The next step is making a casing for the belt or cord for the tunic and it is optional.  However, I would suggest doing it to stop the belt or cord of the tunic from riding up.  Cut a strip that will become the casing of 2″x 18″, fold the edges 1/4″ and iron.  Pin the casing to the back where the waist is and sew at 1/8″ seam from the edge.Boho Chic TunicUntitled design(27)Untitled design(28)

Finishing the sleeves

Lastly, attach the elastic to the sleeves in the same manner you did the neck.  Fold the edge of the sleeve at 3/8″ and iron.Untitled design(31)

Pin the elastic and fold another 1/2″, and sew very close to the edge.Boho Chic TunicUntitled design(35)Boho Chic Tunic

Finishing the hem and lace of your boho chic tunic

All that remains is to fold 1/4″ and iron.  Pin and sew the lace to the hem and ready to iron the entire tunic.Untitled design(34)

So do you think Boho Chic is a good style for you?  If you're not sure, give it a try and let us know how you go in the comments below.

Bookmark the permalink.

82 Responses to Boho Chic Tunic Free Pattern Plus Tutorial

  1. Barbara Loecker says:

    Thanks for sharing the story behind this great pattern. This is a style I remember well from the 60’s and 70’s. I always swore I would never wear a style I wore in an earlier decade but this may change my mind:)

    Question: Can this be made so it is not off the shoulder?
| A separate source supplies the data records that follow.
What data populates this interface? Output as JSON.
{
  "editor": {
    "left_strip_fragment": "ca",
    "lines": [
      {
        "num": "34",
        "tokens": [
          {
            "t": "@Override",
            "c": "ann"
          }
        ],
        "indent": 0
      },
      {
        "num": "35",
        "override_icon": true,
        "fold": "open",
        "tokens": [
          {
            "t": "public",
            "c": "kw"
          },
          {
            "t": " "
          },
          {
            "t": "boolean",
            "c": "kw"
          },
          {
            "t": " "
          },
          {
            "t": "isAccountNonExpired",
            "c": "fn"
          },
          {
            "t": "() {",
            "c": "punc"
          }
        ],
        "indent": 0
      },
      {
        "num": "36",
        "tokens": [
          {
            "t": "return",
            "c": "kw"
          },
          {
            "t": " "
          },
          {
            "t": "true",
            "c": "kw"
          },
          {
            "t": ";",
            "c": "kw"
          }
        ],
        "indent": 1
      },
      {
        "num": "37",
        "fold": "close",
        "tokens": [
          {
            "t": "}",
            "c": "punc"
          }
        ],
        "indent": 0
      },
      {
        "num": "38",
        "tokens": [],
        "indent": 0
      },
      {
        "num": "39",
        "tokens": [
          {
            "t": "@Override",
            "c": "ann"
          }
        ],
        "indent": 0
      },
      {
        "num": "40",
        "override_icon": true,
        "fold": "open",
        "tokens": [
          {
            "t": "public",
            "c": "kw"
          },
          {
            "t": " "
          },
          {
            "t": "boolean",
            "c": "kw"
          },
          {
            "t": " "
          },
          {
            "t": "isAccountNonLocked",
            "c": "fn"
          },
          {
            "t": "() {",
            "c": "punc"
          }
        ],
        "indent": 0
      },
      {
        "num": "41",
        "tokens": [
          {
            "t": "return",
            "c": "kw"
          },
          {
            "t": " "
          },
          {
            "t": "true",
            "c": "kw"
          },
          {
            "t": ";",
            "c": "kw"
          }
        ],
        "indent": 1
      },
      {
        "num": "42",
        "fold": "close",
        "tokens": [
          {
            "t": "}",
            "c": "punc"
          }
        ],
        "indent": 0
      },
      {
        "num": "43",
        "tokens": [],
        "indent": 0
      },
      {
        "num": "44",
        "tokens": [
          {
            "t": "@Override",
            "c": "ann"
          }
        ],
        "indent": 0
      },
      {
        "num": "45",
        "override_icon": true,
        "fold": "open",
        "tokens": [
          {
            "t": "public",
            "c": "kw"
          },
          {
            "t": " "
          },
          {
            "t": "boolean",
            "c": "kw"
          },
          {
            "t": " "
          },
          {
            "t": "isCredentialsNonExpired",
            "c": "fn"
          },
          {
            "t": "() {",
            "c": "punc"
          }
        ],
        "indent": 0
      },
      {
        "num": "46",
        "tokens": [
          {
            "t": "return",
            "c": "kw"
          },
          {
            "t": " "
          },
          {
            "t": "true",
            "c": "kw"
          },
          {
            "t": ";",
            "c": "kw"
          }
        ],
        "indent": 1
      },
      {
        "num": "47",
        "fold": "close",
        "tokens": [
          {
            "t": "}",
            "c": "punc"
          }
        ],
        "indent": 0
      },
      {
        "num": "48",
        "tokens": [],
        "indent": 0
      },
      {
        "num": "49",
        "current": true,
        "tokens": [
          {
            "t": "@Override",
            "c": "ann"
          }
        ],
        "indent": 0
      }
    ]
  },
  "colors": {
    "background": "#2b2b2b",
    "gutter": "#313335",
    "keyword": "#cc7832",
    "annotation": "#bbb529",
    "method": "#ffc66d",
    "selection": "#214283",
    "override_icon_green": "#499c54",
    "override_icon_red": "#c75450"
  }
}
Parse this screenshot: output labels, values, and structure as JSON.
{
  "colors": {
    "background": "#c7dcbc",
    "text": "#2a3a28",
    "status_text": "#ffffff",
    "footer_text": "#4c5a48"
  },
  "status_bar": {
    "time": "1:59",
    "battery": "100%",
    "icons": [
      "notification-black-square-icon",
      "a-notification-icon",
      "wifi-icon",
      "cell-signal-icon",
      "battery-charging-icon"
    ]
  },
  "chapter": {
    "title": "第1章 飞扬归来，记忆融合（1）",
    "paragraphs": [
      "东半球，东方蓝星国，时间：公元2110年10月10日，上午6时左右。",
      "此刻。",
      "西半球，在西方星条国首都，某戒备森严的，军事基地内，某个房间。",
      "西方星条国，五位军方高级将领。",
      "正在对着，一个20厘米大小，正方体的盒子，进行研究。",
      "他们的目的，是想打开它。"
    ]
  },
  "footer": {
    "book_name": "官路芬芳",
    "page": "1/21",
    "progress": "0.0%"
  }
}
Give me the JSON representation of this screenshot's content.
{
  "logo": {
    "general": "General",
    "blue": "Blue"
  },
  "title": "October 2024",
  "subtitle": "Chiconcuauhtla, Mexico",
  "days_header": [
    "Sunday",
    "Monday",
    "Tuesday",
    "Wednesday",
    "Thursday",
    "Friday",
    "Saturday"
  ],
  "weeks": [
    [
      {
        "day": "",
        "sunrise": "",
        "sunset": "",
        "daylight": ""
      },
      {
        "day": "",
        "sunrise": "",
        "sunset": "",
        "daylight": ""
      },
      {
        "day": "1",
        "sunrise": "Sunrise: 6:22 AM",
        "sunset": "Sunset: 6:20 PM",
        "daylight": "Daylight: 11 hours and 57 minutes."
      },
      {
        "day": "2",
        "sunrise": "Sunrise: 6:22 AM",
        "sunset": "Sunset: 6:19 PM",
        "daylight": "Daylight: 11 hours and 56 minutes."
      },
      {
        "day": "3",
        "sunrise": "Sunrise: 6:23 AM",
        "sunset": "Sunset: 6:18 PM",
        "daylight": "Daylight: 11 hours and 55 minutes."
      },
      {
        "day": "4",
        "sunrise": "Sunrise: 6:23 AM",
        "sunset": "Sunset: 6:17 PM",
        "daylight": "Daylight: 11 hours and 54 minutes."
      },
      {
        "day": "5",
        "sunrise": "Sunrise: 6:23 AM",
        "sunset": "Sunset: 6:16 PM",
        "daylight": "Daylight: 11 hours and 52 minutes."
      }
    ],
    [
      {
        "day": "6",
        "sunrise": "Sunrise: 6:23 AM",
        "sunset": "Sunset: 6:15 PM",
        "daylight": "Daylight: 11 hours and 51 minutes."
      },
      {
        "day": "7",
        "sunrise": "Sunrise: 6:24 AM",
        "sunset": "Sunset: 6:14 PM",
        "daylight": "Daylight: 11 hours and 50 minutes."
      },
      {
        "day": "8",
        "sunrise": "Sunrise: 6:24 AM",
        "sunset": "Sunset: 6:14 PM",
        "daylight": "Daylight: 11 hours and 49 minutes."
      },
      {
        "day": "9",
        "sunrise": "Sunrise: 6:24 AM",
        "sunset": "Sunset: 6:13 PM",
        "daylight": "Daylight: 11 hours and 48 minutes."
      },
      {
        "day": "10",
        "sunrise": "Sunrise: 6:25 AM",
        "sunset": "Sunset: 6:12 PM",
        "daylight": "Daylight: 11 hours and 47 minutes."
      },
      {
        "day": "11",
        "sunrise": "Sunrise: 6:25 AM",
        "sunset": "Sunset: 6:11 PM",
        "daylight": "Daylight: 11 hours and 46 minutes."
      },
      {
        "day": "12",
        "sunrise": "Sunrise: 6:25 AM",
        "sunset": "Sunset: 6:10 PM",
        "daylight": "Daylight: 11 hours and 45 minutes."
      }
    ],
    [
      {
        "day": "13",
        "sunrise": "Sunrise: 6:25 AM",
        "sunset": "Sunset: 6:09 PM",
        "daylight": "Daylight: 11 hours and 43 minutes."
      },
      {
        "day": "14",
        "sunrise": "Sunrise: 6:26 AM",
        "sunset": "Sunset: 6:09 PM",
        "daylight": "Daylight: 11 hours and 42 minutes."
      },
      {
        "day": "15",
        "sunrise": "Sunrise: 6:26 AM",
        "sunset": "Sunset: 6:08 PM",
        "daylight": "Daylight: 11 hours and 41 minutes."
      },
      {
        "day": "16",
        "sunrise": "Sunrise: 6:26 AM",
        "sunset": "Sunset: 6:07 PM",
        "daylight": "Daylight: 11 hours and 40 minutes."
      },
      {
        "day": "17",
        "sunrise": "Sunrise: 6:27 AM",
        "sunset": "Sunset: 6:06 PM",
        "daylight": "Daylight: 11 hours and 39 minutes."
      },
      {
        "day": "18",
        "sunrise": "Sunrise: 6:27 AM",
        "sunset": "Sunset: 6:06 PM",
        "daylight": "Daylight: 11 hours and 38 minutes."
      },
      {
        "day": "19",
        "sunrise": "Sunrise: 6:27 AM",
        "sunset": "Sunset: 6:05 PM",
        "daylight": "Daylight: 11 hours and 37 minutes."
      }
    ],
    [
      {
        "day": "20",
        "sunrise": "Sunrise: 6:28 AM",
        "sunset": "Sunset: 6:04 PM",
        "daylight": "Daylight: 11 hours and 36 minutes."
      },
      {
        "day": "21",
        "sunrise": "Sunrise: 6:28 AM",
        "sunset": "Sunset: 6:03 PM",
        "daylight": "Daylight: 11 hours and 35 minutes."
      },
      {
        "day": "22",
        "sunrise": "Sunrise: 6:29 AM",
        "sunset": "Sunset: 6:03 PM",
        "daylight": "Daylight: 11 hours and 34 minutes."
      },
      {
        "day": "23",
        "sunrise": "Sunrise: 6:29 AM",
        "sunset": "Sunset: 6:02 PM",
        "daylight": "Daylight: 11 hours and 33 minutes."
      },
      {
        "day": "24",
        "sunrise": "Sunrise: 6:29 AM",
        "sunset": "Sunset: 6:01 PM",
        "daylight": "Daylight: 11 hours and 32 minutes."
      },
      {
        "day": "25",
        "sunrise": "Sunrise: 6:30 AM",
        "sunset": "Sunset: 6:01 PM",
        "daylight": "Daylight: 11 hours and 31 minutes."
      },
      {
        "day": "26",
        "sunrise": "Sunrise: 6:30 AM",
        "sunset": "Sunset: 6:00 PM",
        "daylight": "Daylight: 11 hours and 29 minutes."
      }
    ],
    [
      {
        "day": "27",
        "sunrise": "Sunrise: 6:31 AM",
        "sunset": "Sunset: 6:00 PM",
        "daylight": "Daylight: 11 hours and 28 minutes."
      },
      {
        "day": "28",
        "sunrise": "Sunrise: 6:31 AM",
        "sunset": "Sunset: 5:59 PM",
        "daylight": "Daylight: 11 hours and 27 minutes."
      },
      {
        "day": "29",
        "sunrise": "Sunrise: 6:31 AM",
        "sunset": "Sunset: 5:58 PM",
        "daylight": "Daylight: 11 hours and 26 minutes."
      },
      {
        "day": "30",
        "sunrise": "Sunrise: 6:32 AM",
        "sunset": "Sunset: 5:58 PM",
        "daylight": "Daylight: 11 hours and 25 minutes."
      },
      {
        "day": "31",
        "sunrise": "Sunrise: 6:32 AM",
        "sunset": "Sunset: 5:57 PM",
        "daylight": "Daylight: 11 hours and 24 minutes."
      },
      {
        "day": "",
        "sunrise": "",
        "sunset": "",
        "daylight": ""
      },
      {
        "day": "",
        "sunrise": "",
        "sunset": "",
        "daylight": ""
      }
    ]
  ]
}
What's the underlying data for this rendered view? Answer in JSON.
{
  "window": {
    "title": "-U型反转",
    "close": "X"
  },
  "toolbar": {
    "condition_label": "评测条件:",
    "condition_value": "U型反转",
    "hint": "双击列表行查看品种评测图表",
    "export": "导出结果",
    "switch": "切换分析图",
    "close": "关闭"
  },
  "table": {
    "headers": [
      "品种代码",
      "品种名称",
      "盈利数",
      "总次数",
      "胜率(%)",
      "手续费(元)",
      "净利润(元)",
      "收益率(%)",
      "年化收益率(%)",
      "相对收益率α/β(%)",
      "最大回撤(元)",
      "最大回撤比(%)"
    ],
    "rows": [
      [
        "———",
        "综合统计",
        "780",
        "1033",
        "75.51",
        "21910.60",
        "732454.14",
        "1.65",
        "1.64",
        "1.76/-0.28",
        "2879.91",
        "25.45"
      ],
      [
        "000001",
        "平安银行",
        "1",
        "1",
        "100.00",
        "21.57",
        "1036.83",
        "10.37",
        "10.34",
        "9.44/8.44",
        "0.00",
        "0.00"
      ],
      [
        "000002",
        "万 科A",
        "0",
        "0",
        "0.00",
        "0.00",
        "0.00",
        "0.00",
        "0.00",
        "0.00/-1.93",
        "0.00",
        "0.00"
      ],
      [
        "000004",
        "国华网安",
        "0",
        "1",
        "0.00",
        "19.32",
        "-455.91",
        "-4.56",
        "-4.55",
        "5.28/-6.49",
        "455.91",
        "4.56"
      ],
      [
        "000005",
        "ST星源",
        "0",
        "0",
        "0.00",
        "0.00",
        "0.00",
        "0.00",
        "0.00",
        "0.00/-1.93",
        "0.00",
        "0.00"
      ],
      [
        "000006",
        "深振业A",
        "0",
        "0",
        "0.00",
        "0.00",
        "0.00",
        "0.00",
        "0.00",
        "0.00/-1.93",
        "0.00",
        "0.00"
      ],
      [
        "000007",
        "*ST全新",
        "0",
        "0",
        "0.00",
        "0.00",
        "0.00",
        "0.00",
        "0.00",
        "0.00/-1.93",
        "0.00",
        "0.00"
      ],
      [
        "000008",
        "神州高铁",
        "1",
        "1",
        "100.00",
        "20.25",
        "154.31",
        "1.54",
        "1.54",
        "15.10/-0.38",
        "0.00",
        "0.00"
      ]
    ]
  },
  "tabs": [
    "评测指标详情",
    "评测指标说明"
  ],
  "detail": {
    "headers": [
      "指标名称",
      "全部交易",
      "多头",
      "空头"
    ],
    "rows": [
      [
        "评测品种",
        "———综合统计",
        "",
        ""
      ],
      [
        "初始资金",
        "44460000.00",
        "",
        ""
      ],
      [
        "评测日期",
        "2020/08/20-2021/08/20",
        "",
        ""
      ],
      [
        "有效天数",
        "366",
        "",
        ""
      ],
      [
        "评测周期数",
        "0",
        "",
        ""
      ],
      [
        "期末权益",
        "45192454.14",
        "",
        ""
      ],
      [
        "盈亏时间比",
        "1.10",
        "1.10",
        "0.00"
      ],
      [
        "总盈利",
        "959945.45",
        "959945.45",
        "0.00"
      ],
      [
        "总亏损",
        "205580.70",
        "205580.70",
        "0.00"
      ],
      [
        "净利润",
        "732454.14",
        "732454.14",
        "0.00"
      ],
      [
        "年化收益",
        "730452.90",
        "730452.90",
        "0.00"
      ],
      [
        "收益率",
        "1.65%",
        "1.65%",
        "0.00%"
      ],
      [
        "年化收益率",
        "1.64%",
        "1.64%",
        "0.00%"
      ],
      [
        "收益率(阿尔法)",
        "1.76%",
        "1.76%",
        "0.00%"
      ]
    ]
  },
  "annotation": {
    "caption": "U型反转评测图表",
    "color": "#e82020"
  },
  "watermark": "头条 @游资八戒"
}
Would I need to hack the pattern or simply pull it closer on the shoulders? Thanks!

    • Mayra at So Sew Easy says:

      Hi Barbara, you will need to hack the pattern, it is tempting to try to make a pattern work for what we have in mind. However, unless the pattern gives you the option it is best to make a muck up and try if you like the fit. I do have an idea in mind for this pattern so I will be sharing it with you soon. Stay tune 🙂

  2. Habebah Taqwa says:

    Oh the good ole days… Amazing dresses, shirts! Thanks for sharing!!!

  3. Jerry Coats says:

    Mother made my first as a blouse with long sleeves and a ribbon through the neckline. It was made of white dotted swiss, cotton, and I loved that garment! I am now 87 and still remember wearing it.

  4. lisa lee says:

    Thank you so much for this. It is so similar to my favorite pattern for a peasant blouse and dress my early adulthood.

  5. Lisa Gorski Trier says:

    Hi! Have you made this as a shirt ever?!
    Thank you for sharing!
    Lisa

    • Mayra at So Sew Easy says:

      yes, I have, I wear it with skinny jeans and high heel sandals. All I did is shorten it a bit.

  6. barbara says:

    how can the back be cut on the fold? if the fabric is being laid out in two layers right sides together there has to be a seam down the center back.

    • Mayra at So Sew Easy says:

      You fold the fabric in half lengthwise. Selvage to the left and fold to right and lay the pattern on the fold.

  7. Nancy Nys says:

    bedankt voor het mooie patroon

  8. Tracy King says:

    What a great story! Thank you for sharing it and the pattern with us. Have a great weekend.

Leave a Reply

Your email address will not be published. Required fields are marked *